Data provided.
******

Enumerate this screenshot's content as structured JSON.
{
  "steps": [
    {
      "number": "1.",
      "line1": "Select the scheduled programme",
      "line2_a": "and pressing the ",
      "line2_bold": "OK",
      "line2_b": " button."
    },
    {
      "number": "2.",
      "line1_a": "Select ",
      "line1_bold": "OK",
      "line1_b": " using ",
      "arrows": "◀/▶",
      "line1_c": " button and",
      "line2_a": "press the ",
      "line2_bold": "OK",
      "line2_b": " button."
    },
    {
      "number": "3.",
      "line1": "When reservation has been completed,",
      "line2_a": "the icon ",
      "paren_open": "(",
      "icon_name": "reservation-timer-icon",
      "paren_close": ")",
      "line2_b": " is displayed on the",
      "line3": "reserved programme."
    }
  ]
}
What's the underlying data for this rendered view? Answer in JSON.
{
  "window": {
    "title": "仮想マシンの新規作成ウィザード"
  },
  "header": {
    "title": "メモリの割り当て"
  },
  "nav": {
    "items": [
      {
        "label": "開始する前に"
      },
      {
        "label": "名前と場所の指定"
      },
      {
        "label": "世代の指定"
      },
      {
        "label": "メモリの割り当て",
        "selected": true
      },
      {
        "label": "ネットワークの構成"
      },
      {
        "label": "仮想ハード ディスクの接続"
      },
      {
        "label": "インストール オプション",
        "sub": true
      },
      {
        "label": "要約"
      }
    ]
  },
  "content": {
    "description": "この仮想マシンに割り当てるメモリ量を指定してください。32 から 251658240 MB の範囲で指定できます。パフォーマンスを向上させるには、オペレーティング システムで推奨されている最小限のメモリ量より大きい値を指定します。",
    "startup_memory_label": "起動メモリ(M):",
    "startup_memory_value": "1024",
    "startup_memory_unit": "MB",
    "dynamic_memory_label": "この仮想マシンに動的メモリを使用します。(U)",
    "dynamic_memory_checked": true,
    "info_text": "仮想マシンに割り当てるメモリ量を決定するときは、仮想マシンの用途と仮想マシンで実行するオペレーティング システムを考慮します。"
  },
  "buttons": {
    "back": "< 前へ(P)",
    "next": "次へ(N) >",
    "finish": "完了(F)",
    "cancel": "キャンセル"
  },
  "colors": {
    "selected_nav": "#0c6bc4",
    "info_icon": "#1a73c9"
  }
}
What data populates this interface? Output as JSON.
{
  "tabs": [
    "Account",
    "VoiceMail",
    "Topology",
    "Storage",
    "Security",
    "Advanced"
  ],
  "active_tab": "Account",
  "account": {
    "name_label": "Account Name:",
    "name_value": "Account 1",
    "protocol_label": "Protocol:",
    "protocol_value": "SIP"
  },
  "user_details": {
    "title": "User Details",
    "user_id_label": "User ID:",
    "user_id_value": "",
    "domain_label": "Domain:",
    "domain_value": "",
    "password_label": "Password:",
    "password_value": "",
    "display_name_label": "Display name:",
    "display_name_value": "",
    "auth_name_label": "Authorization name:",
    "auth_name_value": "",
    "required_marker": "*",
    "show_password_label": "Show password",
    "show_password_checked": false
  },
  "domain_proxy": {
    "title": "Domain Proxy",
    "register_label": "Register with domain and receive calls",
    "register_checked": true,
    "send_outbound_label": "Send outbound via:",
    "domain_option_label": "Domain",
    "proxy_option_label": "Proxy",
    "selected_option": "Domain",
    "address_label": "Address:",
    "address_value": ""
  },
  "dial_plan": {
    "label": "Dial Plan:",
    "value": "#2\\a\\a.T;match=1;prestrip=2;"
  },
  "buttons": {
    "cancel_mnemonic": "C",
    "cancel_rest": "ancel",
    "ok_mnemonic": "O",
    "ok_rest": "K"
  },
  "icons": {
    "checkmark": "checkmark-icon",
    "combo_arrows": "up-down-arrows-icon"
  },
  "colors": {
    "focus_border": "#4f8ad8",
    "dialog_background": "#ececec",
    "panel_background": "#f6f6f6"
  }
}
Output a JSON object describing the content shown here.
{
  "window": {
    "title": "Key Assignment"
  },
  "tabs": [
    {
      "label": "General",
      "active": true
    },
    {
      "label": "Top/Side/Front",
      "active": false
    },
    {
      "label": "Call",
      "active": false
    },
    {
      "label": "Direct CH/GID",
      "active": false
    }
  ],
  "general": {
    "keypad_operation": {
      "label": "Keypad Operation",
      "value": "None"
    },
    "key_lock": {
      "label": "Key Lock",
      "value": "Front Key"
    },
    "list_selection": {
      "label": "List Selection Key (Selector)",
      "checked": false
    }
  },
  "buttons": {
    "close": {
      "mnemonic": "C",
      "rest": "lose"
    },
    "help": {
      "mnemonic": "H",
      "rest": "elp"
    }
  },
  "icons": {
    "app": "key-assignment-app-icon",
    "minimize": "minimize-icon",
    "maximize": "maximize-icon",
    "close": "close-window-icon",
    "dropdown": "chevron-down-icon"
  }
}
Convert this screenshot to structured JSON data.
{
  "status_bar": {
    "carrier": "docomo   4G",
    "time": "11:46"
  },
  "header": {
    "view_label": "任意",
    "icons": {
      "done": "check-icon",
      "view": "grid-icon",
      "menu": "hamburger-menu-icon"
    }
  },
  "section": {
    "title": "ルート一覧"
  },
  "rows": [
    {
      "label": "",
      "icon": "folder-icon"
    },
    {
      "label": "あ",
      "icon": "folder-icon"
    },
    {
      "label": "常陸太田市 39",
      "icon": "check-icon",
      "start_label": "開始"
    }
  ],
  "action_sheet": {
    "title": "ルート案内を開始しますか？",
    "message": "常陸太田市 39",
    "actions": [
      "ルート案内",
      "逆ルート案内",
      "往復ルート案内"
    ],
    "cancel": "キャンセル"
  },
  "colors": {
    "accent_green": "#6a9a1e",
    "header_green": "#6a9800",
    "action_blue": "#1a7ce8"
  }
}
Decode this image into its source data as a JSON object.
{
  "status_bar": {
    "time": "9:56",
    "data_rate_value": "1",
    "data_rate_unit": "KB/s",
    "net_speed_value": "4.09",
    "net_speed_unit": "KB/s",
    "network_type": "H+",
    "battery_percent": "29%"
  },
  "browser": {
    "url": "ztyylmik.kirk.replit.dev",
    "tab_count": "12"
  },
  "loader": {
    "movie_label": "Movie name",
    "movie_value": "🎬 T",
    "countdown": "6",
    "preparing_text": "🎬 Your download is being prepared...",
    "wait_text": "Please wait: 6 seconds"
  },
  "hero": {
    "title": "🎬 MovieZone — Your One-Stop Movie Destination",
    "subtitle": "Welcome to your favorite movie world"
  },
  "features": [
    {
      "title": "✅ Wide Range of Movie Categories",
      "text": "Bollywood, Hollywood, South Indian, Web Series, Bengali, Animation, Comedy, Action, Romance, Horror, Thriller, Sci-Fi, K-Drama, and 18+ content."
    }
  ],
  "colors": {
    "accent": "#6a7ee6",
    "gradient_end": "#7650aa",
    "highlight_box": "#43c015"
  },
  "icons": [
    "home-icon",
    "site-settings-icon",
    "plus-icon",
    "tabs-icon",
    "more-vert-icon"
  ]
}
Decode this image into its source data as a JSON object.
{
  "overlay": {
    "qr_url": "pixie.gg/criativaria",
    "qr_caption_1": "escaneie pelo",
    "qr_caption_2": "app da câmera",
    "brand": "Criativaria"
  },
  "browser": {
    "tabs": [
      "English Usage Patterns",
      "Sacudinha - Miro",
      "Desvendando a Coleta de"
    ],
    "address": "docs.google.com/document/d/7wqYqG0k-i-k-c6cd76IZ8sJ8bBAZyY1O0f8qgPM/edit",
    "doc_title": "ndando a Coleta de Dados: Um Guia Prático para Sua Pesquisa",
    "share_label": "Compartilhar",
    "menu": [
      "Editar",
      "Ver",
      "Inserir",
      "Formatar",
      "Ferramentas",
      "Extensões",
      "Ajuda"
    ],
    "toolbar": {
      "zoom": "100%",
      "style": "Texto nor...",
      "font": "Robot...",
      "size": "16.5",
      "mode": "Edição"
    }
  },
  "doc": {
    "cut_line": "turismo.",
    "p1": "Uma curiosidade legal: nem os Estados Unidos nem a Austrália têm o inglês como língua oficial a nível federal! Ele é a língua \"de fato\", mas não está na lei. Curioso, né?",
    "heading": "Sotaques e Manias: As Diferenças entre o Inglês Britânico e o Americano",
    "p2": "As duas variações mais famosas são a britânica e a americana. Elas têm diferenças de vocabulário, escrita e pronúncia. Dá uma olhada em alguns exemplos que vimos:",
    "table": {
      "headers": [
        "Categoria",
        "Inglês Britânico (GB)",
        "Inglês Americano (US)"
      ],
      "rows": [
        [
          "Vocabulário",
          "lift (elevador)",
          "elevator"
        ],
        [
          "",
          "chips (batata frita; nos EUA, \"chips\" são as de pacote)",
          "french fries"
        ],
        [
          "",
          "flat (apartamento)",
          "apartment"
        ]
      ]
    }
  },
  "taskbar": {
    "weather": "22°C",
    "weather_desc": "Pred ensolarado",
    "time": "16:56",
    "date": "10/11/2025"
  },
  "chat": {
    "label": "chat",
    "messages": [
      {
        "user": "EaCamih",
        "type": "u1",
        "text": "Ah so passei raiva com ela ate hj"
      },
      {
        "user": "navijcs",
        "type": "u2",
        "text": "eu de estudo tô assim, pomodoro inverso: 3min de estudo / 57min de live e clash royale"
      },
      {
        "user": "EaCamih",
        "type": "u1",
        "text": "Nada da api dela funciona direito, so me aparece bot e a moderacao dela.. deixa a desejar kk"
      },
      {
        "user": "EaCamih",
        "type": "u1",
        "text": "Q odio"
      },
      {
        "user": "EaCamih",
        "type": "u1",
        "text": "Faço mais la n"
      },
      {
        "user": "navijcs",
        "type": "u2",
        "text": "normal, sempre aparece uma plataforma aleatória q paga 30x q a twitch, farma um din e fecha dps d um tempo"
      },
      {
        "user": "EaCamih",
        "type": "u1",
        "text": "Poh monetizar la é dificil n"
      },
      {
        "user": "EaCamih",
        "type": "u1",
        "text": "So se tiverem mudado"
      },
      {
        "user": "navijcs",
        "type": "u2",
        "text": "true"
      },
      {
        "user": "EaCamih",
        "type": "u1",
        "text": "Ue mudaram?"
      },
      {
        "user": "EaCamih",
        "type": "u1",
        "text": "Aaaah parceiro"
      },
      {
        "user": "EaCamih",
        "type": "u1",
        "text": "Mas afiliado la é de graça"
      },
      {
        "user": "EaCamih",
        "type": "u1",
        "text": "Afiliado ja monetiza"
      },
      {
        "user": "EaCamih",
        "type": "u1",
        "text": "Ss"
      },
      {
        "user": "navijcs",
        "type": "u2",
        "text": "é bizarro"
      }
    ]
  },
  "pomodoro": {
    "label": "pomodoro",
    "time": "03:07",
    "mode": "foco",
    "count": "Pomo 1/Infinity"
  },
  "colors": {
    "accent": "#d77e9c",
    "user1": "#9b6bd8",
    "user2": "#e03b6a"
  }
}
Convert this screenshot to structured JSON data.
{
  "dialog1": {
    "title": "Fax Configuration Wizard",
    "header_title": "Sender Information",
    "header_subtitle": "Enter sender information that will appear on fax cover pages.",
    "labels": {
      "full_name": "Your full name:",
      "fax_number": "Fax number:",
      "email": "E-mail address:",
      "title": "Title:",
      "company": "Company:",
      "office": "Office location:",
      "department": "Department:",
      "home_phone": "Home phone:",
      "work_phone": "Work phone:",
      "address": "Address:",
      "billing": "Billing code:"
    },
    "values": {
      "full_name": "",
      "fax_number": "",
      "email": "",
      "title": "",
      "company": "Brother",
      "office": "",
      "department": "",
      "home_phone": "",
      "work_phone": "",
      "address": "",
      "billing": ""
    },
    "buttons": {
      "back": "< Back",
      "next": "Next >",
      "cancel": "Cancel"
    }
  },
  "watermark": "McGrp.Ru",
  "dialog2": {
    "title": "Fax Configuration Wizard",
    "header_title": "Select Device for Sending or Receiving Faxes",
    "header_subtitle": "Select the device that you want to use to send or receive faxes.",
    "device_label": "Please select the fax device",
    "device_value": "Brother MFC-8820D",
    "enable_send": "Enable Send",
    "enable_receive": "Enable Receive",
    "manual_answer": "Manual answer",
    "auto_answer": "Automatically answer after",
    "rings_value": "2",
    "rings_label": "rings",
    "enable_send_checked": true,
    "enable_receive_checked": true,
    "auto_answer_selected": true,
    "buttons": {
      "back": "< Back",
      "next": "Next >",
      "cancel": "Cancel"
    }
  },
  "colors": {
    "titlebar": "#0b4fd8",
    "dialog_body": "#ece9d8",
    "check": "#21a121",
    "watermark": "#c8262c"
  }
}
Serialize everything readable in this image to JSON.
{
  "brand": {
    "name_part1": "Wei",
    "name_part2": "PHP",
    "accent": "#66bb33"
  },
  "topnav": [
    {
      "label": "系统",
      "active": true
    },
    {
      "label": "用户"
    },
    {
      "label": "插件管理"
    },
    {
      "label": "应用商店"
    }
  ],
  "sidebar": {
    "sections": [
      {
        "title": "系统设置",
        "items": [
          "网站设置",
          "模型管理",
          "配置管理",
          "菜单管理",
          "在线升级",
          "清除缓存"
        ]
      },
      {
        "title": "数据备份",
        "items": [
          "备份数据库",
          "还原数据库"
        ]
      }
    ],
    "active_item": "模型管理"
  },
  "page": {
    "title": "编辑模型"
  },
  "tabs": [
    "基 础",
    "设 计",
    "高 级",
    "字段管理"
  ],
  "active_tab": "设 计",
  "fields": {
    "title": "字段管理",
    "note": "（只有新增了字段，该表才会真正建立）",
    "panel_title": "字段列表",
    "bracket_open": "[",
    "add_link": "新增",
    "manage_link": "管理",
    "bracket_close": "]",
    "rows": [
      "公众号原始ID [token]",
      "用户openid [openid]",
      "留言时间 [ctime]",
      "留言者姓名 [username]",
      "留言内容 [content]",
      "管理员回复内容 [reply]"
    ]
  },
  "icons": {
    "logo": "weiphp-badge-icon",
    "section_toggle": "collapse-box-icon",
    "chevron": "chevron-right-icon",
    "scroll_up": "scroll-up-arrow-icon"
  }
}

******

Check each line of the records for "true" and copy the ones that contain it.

        "selected": true
        "sub": true
    "dynamic_memory_checked": true,
    "register_checked": true,
      "active": true
        "text": "true"
    "enable_send_checked": true,
    "enable_receive_checked": true,
    "auto_answer_selected": true,
      "active": true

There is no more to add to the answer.